We started off sight-reading from some books that Hal Leonard had sent to Dave. I was interested in perusing the Hal Leonard Jazz Guitar method, which looks like a very useful book for a couple students of mine.
After that little warm-up, we dove right into Blues for Alice. I played the melody in two different registers, played the piano solo I had transcribed, and then improvised. No problems here. Then we moved on to the Joe Pass solo from his recording of 'Tis Autumn with Ella Fitzgerald. I got through it okay, which is the best result I could have expected. My assignment was to finish the transcription and then start learning it. At this point, I have the solo memorized. It's just a matter of woodshedding until it's under my fingers. We followed this with an arpeggio exercise over a harmonic minor scale. No problems. Then we worked on There Will Never Be Another You, starting with an arpeggio exercise that I had created for over the chord changes and then improvising. Again, this went well, and we ended the lesson with a page from the Blues in All Keys study from Galbraith's Guitar Comping book.

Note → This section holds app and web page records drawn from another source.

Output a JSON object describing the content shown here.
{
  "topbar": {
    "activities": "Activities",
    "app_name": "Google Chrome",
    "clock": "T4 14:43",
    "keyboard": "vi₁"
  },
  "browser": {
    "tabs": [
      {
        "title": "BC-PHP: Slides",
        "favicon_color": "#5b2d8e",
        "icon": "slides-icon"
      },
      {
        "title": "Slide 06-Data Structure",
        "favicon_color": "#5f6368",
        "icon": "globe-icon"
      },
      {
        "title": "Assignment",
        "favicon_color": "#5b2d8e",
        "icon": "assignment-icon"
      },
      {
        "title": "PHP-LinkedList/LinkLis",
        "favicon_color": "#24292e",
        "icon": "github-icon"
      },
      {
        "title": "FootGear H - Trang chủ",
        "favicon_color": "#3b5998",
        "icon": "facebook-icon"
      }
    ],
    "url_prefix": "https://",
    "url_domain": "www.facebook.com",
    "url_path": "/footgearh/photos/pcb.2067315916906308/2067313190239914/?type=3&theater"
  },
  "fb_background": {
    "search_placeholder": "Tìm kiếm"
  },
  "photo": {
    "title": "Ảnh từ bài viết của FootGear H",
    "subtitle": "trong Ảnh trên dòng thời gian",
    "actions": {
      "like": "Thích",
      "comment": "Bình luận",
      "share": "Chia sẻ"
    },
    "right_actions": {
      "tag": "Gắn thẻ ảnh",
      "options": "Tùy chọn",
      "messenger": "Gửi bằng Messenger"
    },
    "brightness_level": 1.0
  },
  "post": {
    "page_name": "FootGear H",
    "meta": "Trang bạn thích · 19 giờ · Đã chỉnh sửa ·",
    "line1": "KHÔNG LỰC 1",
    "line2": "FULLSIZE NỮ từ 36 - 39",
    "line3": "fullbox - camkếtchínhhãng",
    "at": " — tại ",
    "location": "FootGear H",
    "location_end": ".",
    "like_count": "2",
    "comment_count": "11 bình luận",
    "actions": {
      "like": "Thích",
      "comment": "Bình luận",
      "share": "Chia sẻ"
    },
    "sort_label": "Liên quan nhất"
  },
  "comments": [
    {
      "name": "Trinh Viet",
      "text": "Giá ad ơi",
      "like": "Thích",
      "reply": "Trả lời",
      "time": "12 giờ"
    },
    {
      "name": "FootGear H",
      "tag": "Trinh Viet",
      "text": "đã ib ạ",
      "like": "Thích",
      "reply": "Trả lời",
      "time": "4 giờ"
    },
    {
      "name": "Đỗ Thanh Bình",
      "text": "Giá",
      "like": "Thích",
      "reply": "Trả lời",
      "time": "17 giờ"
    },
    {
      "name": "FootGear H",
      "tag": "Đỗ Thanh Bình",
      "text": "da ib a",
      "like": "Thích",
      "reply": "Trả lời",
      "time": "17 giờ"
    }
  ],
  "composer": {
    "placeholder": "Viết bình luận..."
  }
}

The new assignment.
- Learn Four. I played this tune a long time ago, but it's time to get it going again. It's one of those bebop standards that you just have to know…plus it's fun. I'll be refreshing myself on the melody and changes this week. I predict that, at the next lesson, Dave will tell me transcribe a solo from a recording of Four. Dave is beginning to consistently assign bebop tunes. These are great for my technique.
- More Joe Pass! I had started to transcribe Joe's ending in his recording with Ella. Part of my Joe Pass assignment is to finish that. Then I'm supposed to pick out a medium tempo Joe and Ella song, begin a new solo transcription, and pick out devices that Joe uses when he's comping for Ella. I've selected You Took Advantage of Me for this part of the assignment.

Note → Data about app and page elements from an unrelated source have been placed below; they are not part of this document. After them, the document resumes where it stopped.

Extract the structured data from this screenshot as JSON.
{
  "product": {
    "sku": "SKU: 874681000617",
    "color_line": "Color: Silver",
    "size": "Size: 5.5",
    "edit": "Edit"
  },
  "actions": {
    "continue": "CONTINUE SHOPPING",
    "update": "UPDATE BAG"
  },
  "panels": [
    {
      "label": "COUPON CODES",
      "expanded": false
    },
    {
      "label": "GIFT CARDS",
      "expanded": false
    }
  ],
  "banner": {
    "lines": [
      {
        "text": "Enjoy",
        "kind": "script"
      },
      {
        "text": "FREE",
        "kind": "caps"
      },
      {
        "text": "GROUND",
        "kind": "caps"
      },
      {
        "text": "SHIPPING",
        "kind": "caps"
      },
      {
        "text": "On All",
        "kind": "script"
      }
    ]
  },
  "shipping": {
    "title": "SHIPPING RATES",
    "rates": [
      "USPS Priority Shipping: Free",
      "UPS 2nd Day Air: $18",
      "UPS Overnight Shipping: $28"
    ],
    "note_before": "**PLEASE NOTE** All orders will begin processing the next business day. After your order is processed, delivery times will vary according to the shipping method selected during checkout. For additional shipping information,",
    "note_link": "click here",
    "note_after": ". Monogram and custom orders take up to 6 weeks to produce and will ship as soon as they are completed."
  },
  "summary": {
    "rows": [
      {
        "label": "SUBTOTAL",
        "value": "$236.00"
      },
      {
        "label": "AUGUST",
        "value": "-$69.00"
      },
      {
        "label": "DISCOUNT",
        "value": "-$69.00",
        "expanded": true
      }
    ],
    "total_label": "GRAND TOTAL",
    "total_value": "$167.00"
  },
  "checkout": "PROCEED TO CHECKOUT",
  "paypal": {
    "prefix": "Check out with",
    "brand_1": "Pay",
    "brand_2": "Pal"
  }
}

- Arpeggio Exercise over Melodic Minor. I've worked up arpeggio exercises for major and harmonic minor, in which I outline 7th chords, ascending on the 1 chord, descending on 2, etc. This is the same exercise using the melodic minor scale. (For non-jazz players…In jazz theory, the melodic minor has the same raised 6th and 7th both ascending and descending. In classical theory, the melodic minor reverts to natural minor descending.)
- Old Devil Moon. When asked which jazz standard I'd like to work on next, I asked for Old Devil Moon. I like this song, but it's awkward, and I'd like to play it better.
- Galbraith's Guitar Comping. I'll be working on the next page of the Blues in All Keys study. I just finished the page that covers G-flat and B, which aren't exactly the most common blues keys! Next up are the keys of E and A – much more guitar friendly.
As usual, Dave has given me a challenging assignment. I discovered a while ago that jazz guitar lessons are quite different from the classical trombone lessons of my younger days. In classical trombone lessons, there were few long term projects except for solo and recital material. I was assigned a set of etudes, I learned them, and then I was assigned yet another set of etudes. The "long term" assignment was really to apply the fundamentals of good tone and articulation to each new set of exercises.
With my jazz guitar studies, the individual assignments are often long term. I'll work on the same song or transcription for 2, 3, or even 4 lessons in a row. With lessons spaced every other week, that means that I will sometimes be working on the same song for two months. Learning to play jazz and improvise is such an internal process that it often takes a long time for new concepts to settle in and become a natural part of your playing. Often, learning to play a particular song or transcription is almost a byproduct. The real payoff is internalizing new ideas that you can apply to everything else you play.